• TASK ITEM
Go through the listing and pick out each line with the word "Interactables" in it.

• GIVEN DATA

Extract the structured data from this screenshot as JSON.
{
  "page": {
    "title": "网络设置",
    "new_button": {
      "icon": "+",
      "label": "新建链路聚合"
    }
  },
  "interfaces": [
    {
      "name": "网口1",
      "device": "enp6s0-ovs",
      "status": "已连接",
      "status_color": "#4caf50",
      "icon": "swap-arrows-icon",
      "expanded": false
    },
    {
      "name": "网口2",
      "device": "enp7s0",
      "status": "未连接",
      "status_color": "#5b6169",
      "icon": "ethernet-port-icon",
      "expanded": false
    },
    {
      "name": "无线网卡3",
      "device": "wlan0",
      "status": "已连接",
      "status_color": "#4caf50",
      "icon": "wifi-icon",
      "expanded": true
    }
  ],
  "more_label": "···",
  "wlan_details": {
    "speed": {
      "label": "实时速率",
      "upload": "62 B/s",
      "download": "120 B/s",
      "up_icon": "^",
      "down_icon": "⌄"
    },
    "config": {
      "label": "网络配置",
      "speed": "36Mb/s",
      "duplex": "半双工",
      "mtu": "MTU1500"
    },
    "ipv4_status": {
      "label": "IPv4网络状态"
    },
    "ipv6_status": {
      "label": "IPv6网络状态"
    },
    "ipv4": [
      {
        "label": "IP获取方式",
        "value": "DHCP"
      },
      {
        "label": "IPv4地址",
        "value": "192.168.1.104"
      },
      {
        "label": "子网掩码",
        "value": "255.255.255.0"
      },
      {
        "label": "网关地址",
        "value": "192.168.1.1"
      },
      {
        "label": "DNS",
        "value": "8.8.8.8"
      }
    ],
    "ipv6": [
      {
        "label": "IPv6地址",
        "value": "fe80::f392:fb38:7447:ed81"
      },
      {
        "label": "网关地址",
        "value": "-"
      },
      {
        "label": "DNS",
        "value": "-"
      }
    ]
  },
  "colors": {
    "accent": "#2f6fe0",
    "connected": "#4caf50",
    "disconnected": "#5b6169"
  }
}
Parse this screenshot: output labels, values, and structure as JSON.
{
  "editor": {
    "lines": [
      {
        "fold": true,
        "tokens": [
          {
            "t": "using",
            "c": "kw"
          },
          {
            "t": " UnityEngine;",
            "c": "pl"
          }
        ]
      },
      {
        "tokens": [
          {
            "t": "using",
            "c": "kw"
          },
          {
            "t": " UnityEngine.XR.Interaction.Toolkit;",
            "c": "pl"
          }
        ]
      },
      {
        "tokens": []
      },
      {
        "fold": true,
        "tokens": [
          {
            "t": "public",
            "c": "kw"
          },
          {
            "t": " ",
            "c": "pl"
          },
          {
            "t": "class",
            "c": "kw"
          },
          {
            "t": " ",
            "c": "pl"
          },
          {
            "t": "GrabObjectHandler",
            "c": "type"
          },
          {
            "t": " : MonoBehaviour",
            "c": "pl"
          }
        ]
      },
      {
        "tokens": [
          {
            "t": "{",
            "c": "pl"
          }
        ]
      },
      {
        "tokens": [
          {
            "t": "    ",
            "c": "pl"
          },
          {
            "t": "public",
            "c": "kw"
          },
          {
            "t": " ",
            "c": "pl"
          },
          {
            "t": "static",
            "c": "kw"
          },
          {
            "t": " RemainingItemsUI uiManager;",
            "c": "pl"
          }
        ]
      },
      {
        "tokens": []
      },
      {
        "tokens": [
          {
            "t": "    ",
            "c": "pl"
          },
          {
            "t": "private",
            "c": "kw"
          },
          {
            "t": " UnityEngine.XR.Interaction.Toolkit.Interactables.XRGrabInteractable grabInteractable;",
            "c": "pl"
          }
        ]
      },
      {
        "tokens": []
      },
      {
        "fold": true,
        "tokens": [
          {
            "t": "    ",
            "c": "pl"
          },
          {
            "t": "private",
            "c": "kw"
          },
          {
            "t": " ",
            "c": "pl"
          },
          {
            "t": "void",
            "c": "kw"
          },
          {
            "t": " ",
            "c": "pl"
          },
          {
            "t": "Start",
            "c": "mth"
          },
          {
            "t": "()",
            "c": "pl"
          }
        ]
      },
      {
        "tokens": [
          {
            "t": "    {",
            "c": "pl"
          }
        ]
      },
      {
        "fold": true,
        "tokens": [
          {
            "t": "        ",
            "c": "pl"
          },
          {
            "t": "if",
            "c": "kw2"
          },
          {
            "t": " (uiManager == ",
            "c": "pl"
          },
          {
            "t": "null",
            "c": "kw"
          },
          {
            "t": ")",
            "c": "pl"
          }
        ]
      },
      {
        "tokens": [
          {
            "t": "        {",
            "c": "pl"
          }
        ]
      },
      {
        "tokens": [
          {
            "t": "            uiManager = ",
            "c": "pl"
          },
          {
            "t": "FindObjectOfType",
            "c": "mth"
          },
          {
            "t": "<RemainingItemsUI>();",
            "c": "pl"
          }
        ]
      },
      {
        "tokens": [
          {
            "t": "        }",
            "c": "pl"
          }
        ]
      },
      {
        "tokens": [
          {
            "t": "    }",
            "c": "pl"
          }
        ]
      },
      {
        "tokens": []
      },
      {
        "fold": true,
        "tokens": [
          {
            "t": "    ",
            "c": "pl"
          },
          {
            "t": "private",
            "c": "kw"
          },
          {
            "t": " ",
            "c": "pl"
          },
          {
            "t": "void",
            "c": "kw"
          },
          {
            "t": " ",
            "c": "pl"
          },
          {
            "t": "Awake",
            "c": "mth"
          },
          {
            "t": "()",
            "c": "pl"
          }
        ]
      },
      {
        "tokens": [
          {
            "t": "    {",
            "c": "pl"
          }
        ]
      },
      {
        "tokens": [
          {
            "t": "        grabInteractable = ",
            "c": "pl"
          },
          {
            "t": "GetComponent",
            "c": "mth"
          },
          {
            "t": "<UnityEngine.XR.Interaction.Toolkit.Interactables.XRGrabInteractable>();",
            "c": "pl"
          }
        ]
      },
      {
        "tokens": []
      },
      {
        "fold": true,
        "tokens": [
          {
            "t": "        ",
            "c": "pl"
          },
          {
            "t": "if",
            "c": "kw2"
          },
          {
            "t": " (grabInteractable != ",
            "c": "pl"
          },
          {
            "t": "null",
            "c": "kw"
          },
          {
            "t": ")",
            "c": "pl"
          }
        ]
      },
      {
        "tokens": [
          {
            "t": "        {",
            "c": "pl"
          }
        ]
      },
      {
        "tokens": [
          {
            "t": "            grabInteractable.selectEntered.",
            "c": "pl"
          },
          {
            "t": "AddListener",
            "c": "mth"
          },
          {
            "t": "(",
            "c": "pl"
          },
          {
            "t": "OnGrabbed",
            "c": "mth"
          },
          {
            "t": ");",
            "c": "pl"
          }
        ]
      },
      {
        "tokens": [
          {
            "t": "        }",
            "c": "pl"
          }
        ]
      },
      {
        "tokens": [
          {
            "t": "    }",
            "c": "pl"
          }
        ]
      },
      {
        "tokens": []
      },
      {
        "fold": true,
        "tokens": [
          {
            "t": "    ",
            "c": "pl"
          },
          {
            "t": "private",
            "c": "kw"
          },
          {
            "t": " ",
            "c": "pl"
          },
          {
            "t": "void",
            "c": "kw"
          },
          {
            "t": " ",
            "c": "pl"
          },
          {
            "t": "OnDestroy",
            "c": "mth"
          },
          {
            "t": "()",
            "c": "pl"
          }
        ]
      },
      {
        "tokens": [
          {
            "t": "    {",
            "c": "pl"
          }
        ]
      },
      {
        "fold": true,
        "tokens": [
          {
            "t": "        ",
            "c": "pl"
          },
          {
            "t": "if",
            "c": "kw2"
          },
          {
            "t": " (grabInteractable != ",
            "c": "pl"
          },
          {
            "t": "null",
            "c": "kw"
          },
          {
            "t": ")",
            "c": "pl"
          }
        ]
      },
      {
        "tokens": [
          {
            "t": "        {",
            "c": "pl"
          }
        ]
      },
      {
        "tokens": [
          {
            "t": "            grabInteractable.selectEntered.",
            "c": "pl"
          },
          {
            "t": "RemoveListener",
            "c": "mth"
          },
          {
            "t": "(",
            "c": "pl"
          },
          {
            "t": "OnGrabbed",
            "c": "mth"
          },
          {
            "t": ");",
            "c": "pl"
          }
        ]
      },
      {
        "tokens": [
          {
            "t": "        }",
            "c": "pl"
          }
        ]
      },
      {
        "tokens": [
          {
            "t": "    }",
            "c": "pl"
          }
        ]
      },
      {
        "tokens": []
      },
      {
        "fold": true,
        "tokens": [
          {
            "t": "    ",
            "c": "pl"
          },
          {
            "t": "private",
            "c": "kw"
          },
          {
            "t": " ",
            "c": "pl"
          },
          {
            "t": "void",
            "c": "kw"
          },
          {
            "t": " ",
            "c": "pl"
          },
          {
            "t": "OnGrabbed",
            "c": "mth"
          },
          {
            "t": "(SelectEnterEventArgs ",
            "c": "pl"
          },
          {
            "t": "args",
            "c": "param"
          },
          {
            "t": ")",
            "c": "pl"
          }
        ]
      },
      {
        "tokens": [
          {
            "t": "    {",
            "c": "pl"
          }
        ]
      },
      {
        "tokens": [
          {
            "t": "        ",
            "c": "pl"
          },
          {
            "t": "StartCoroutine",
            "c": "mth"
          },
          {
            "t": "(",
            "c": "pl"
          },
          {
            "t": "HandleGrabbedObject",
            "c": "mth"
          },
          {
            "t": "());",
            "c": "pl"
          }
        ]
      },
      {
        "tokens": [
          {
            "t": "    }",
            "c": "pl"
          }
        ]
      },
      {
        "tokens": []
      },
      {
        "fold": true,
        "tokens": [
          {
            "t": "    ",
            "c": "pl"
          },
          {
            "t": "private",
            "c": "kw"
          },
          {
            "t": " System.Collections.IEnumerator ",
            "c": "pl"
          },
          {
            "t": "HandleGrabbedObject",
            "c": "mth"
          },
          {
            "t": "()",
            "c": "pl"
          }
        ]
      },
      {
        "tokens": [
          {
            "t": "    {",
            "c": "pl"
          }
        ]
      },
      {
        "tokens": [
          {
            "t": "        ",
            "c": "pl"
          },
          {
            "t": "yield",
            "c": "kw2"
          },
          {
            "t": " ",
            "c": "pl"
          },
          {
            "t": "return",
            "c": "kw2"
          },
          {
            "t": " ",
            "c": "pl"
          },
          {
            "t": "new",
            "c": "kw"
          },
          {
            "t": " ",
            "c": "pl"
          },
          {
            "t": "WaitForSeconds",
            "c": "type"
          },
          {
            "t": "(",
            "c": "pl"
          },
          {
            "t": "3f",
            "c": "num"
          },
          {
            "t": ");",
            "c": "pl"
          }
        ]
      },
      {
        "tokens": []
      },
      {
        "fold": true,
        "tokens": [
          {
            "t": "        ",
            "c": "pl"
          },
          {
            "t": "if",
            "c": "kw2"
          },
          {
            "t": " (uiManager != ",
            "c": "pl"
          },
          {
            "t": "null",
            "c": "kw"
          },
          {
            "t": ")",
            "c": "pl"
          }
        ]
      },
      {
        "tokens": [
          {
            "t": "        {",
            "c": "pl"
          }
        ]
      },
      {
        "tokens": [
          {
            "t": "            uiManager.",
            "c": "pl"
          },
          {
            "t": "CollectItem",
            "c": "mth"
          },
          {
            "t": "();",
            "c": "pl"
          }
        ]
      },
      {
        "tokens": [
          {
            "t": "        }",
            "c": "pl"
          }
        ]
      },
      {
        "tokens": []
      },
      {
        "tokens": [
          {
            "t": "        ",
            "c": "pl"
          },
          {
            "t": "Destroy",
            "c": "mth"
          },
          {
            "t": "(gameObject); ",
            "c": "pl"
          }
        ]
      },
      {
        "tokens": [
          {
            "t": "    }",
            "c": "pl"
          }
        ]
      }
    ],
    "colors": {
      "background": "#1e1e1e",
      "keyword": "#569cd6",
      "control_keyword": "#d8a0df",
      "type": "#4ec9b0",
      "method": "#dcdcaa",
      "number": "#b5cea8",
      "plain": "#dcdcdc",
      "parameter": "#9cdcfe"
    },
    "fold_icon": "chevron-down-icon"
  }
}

• SOLUTION FOR THIS EXERCISE
            "t": " UnityEngine.XR.Interaction.Toolkit.Interactables.XRGrabInteractable grabInteractable;",
            "t": "<UnityEngine.XR.Interaction.Toolkit.Interactables.XRGrabInteractable>();",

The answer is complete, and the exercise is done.